The New York Times has a nice piece on how mapping is helping historians – not just in terms of using better software, but by giving them a different perspective on historical information.
This new generation of digital maps has given rise to an academic field known as spatial humanities. Historians, literary theorists, archaeologists and others are using Geographic Information Systems — software that displays and analyzes information related to a physical location — to re-examine real and fictional places like the villages around Salem, Mass., at the time of the witch trials; the Dust Bowl region devastated during the Great Depression; and the Eastcheap taverns where Shakespeare’s Falstaff and Prince Hal caroused.
Like the crew on the starship Enterprise, humanists are exploring a new frontier of the scholarly universe: space.
The parallel with journalists – writers of the first draft of history and all that, after all – is perhaps more than obvious. But it still bears mentioning: Moving beyond stories into other forms of storytelling, including visual storytelling, can really bring to bear new ideas, analysis and understanding to important issues. Consider this example from the NYT story:

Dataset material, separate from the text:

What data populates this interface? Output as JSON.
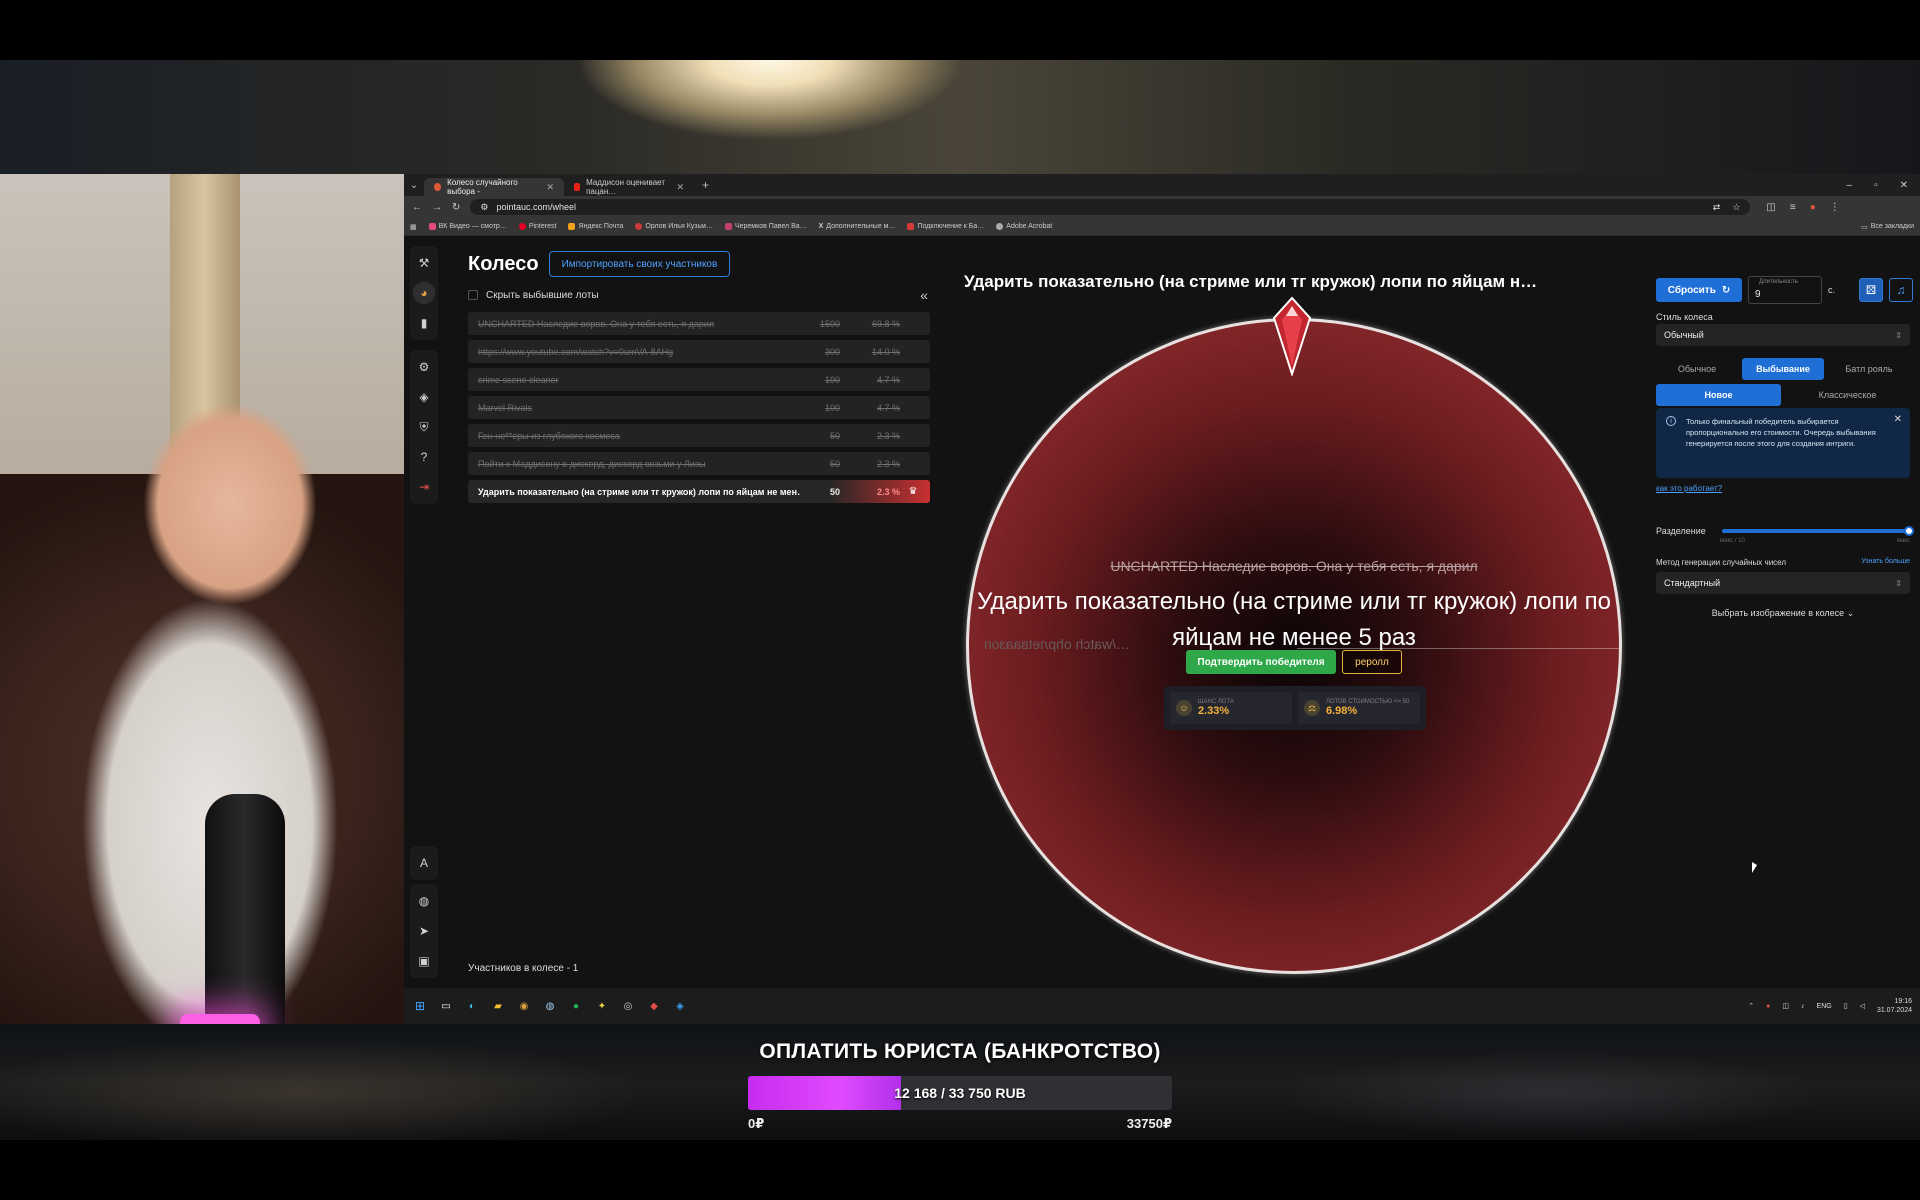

Geoff Cunfer, a historian at the University of Saskatchewan, revisited causes of the 1930s Dust Bowl by analyzing data from all 208 counties in Texas, New Mexico, Colorado, Oklahoma and Kansas that were affected, an impossible undertaking without this system. He found that the traditional explanation of farmers’ extensively plowing the land without care for environmental limits was only true in some places. Barely plowed Southern counties also suffered from the plague of dust.
The human brain, after all, is very well-suited to discerning visual patterns – sometimes it’s a handicap, when we fool ourselves into seeing things that aren’t there, but often it helps us deal with a flood of information that can’t otherwise be easily sorted.

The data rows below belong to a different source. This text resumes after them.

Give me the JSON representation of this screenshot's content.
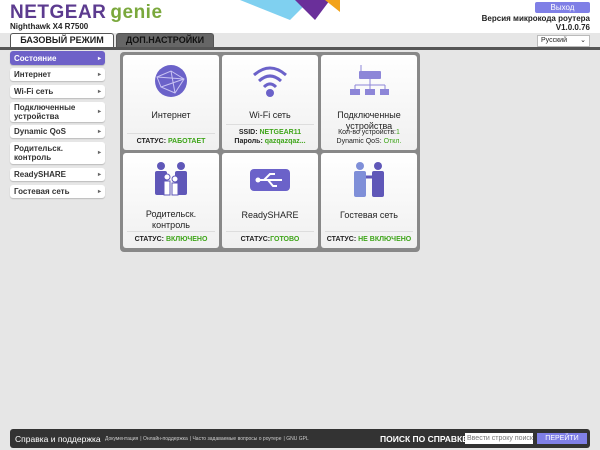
{
  "header": {
    "brand": "NETGEAR",
    "brand2": "genie",
    "model": "Nighthawk X4 R7500",
    "logout": "Выход",
    "fw_label": "Версия микрокода роутера",
    "fw_version": "V1.0.0.76",
    "language": "Русский"
  },
  "tabs": [
    "БАЗОВЫЙ РЕЖИМ",
    "ДОП.НАСТРОЙКИ"
  ],
  "sidebar": [
    "Состояние",
    "Интернет",
    "Wi-Fi сеть",
    "Подключенные устройства",
    "Dynamic QoS",
    "Родительск. контроль",
    "ReadySHARE",
    "Гостевая сеть"
  ],
  "tiles": {
    "internet": {
      "title": "Интернет",
      "label": "СТАТУС: ",
      "value": "РАБОТАЕТ"
    },
    "wifi": {
      "title": "Wi-Fi сеть",
      "ssid_label": "SSID: ",
      "ssid": "NETGEAR11",
      "pw_label": "Пароль: ",
      "pw": "qazqazqaz..."
    },
    "devices": {
      "title": "Подключенные устройства",
      "count_label": "Кол-во устройств:",
      "count": "1",
      "qos_label": "Dynamic QoS: ",
      "qos": "Откл."
    },
    "parental": {
      "title": "Родительск. контроль",
      "label": "СТАТУС: ",
      "value": "ВКЛЮЧЕНО"
    },
    "readyshare": {
      "title": "ReadySHARE",
      "label": "СТАТУС:",
      "value": "ГОТОВО"
    },
    "guest": {
      "title": "Гостевая сеть",
      "label": "СТАТУС: ",
      "value": "НЕ ВКЛЮЧЕНО"
    }
  },
  "footer": {
    "title": "Справка и поддержка",
    "links": [
      "Документация",
      "Онлайн-поддержка",
      "Часто задаваемые вопросы о роутере",
      "GNU GPL"
    ],
    "search_label": "ПОИСК ПО СПРАВКЕ",
    "search_placeholder": "Ввести строку поиск",
    "go": "ПЕРЕЙТИ"
  }
}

Probably the best-known example of the value of mapping is John Snow’s famous map tracking cholera outbreaks in London, showing that an outbreak in the mid-1800s could be traced to a contaminated pump. Without the map, you’re faced with a long list of addresses where outbreaks occurred; with the map, you can immediately see where there’s a real concentration of cases and hence where to investigate.
That’s not to say that mapping works for everything – and there are still too many examples (as any graphic journalist will be happy to tell you) where information is plotted on maps for no apparent reason other than to keep editors happy. But the relative ease of mapping these days – Google Maps and other programs will let to at least get a quick sense of where your data is clustering – means you can explore ideas much more quickly than before.
And just as important, it can help your readers understand what you’re trying to say in a much more intuitive way.